  4. ^ "The treatises of Benvenuto Cellini on goldsmithing and sculpture : Cellini, Benvenuto, 1500-1571". Internet Archive. March 25, 2023. Retrieved April 9, 2024.
  5. ^ "The Autobiography of Benvenuto Cellini by Benvenuto Cellini". Project Gutenberg. May 1, 2003. Retrieved April 9, 2024.
  6. ^ a b c d e f g h i j k Hartt, Frederick; Wilkins, David G. (2011). History of Italian Renaissance Art: Painting, Sculpture, Architecture. Upper Saddle River, NJ: Pearson/Prentice Hall. pp. 662–663. ISBN 978-0-205-70581-8. OCLC 768783778.
  7. ^ Cole, Michael (2002). Cellini and the Principals of Sculpture. England: Cambridge University Press. pp. 4–5. ISBN 0521813212.
  8. ^ a b c Ashbee, C.R. (1967). The Treaties of Benvenuto Cellini on Goldsmithing and Sculpture. New York: Dover Publications. pp. 58–60.
  9. ^ a b c d e f "Saliera". Kunsthistorisches Museum Wien. Retrieved 2023-04-21.
  10. ^ Cellini, Benvenuto (1906). Symonds, John Addington (ed.). The Life of Benvenuto Cellini, Written by Himself. Translated by Symond, John Addington. New York, NY: Brentano's. OCLC 536112.

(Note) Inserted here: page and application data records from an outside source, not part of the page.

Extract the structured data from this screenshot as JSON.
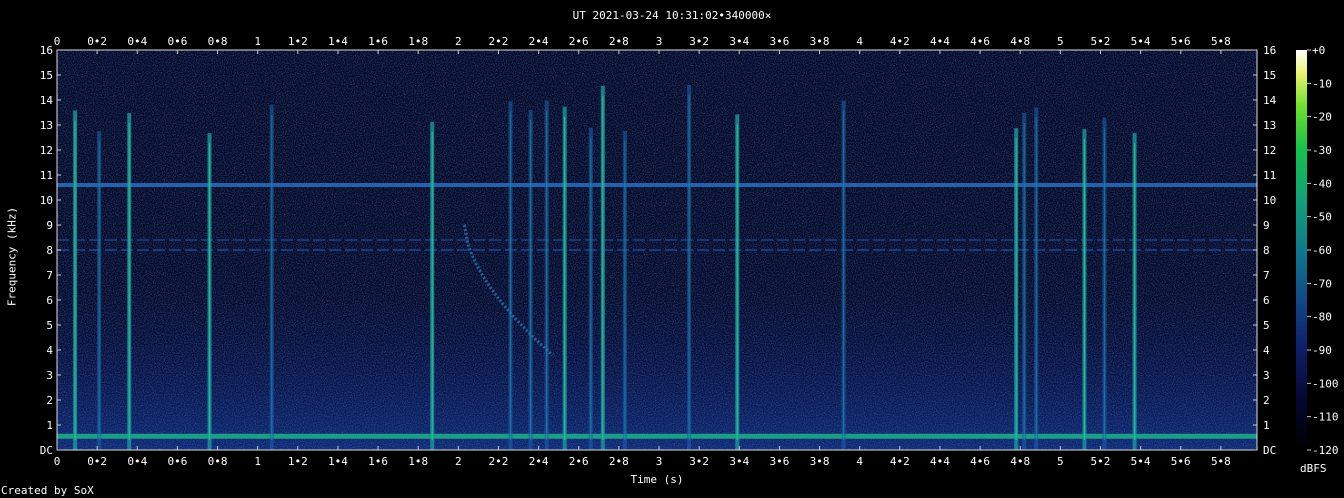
{
  "title": "UT 2021-03-24 10:31:02•340000×",
  "footer": "Created by SoX",
  "colorbar_unit": "dBFS",
  "chart_data": {
    "type": "heatmap",
    "title": "UT 2021-03-24 10:31:02•340000×",
    "xlabel": "Time (s)",
    "ylabel": "Frequency (kHz)",
    "xlim": [
      0,
      5.98
    ],
    "ylim": [
      0,
      16
    ],
    "x_ticks": [
      "0",
      "0•2",
      "0•4",
      "0•6",
      "0•8",
      "1",
      "1•2",
      "1•4",
      "1•6",
      "1•8",
      "2",
      "2•2",
      "2•4",
      "2•6",
      "2•8",
      "3",
      "3•2",
      "3•4",
      "3•6",
      "3•8",
      "4",
      "4•2",
      "4•4",
      "4•6",
      "4•8",
      "5",
      "5•2",
      "5•4",
      "5•6",
      "5•8"
    ],
    "y_ticks": [
      "DC",
      "1",
      "2",
      "3",
      "4",
      "5",
      "6",
      "7",
      "8",
      "9",
      "10",
      "11",
      "12",
      "13",
      "14",
      "15",
      "16"
    ],
    "colorbar": {
      "label": "dBFS",
      "ticks": [
        "+0",
        "-10",
        "-20",
        "-30",
        "-40",
        "-50",
        "-60",
        "-70",
        "-80",
        "-90",
        "-100",
        "-110",
        "-120"
      ],
      "range": [
        -120,
        0
      ]
    },
    "features": {
      "tones_khz": [
        0.55,
        10.6,
        8.0,
        8.4
      ],
      "transient_times_s": [
        0.09,
        0.21,
        0.36,
        0.76,
        1.07,
        1.87,
        2.26,
        2.36,
        2.44,
        2.53,
        2.66,
        2.72,
        2.83,
        3.15,
        3.39,
        3.92,
        4.78,
        4.82,
        4.88,
        5.12,
        5.22,
        5.37
      ],
      "sweep": {
        "start_time_s": 2.03,
        "end_time_s": 2.47,
        "start_khz": 9.0,
        "end_khz": 3.8
      }
    }
  }
}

  11. ^ Warnke, Martin (1993). The Court Artist: On the Ancestry of the Modern Artist. Ideas in Context. Translated by McLintock, David. Cambridge, [England] ; New York, NY: Cambridge University Press. p. 189. ISBN 978-0521363754. OCLC 26399208.
  12. ^ "Selected masterpieces – The Goldsmith's Art: Sogenannte Saliera". Retrieved 2013-10-08.
  13. ^ Spectacular reopening of the Kunstkammer Archived 24 October 2013 at the Wayback Machine, Kunsthistorisches Museum
  14. ^ Richard Bernstein (January 26, 2006). "For Stolen Saltcellar, a Cellphone Is Golden". The New York Times.
  15. ^ Derek Brooks (February 28, 2013). "Famed 'La Saliera' sculpture back on display in Vienna". Reuters.
  16. ^ "Police find stolen £36m figurine". BBC Online. January 22, 2006. Retrieved 2011-01-28.
  17. ^ "Austrian art thief sentenced to four years". Los Angeles Times. September 8, 2006. Retrieved April 9, 2024.
  18. ^ "Inflation Calculator: Bureau of Labor Statistics". Bls.gov. August 23, 2012. Retrieved 2012-11-18.

External links[edit]

48°12′13″N 16°21′43″E / 48.2036°N 16.3619°E / 48.2036; 16.3619